Mamanet proves the power of a mom-centric sports league - interview

Mothers around the world stop making excuses and come together to feel the freedom of doing things purely for their own benefit, a new sport called Mamanet spreads worldwide

 Mamanet teams assemble at the Crown Tournament in Jerusalem (photo credit: YOSSI LAZAROFF)
Mamanet teams assemble at the Crown Tournament in Jerusalem
(photo credit: YOSSI LAZAROFF)

For many mothers, finding the time to leave the house in the evening to do something for themselves can seem like a daunting, even unattainable challenge. As societal expectations and familial responsibilities pile up around them, it can be a struggle to find the door, much less walk through it. So too was the case for Ofra Abramovich, the founder of the international sports league Mamanet.

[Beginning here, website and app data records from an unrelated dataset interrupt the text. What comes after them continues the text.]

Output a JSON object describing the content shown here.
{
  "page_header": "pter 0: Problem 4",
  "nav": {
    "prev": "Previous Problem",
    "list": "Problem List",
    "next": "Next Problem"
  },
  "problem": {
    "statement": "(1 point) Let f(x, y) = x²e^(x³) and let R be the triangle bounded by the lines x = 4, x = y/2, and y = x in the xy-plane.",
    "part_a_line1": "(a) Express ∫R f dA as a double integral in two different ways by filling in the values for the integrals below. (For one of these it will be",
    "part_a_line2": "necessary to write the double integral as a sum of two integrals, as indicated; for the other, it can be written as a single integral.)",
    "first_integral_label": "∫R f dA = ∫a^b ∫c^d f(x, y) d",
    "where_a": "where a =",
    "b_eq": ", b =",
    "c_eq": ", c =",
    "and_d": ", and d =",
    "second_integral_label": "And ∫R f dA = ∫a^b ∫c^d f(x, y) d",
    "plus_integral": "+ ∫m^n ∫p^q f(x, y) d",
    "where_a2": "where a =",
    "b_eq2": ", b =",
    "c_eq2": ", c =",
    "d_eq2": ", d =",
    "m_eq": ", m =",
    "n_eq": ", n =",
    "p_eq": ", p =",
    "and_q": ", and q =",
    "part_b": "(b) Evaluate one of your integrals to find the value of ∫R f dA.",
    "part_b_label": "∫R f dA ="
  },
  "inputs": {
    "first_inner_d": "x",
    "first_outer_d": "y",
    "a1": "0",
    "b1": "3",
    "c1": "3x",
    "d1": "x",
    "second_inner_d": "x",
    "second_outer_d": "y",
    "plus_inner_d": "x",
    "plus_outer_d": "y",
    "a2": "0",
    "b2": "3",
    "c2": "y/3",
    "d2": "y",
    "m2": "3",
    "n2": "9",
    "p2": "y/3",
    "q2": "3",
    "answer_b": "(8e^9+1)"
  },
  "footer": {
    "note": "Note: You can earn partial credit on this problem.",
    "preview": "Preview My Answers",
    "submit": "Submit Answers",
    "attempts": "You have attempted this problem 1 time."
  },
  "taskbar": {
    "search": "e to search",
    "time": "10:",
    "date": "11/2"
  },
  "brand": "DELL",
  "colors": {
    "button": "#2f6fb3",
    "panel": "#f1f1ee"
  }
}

“Fifteen years ago, a friend of mine told me to come with her to exercise, and I gave her thousands of excuses why I couldn’t – because I’m a mother and I’m busy and I have a responsibility to take care of the children and my husband and my mother in law – all the excuses,” recounted Abramovich.

Eventually, though, her friend convinced her to get out of the house after dark, and the reward made the initial struggle immediately worthwhile.

“I was ready at 8:30 on a Tuesday evening to go with her. And when I did, I felt that I went back to the age of 16 – I had the freedom not to take care of anybody, to do some sport for me, for myself. I went out with other women for coffee. I just stood for myself.”

The sense of freedom that Abramovich described was a eureka moment for her.

 Ofra Abramovich, Founder of Mamanet (credit: YOSSI LAZAROFF) Ofra Abramovich, Founder of Mamanet (credit: YOSSI LAZAROFF)

“I understood that all of those excuses were ones I had made for myself,” she said. “My life depends on me, because the only one that is responsible for my set of priorities in life is me, and if I decide to change that set of priorities, I will change it and do whatever I want to do first.”

After that revelation, Abramovich decided it was time to build a framework that would give other mothers a chance to break out of the cycle of excuses. She went to the mayor of her city and told him that she wanted to start a mother-focused sports league, and after some initial pushback – the mayor initially “laughed and threw me from his office” – she overcame the hurdles standing in her way and founded Mamanet.

Mamanet, now present in more than 15 countries around the world (with 10 individual American leagues), is an international sports league organization that prioritizes giving mothers the opportunity to express their independence. Players organize into teams according to the schools their children attend and compete with one another, culminating in an annual league tournament.

The sport of Mamanet itself is a variant of cachibol, volleyball’s predecessor – the core rule difference being that, contrary to volleyball, cachibol players are allowed to momentarily hold the ball before throwing it over the net.

The choice to base Mamanet’s rules on cachibol is a direct manifestation of the organization’s ethos of providing accessible sports activity to any moms anywhere.

“Instead of hitting the ball, which requires a lot of practice, you can hold the ball for one second. It doesn’t require the mother to have prior experience; they can learn it very quickly.”

Abramovich’s success has helped mothers and women around the world to feel more able to make space and take time for themselves. When asked if she would be commemorating the upcoming International Women’s Day on March 8, Abramovich told The Jerusalem Post that she prefers to “celebrate 364 women’s days, and not to celebrate Women’s Day itself.”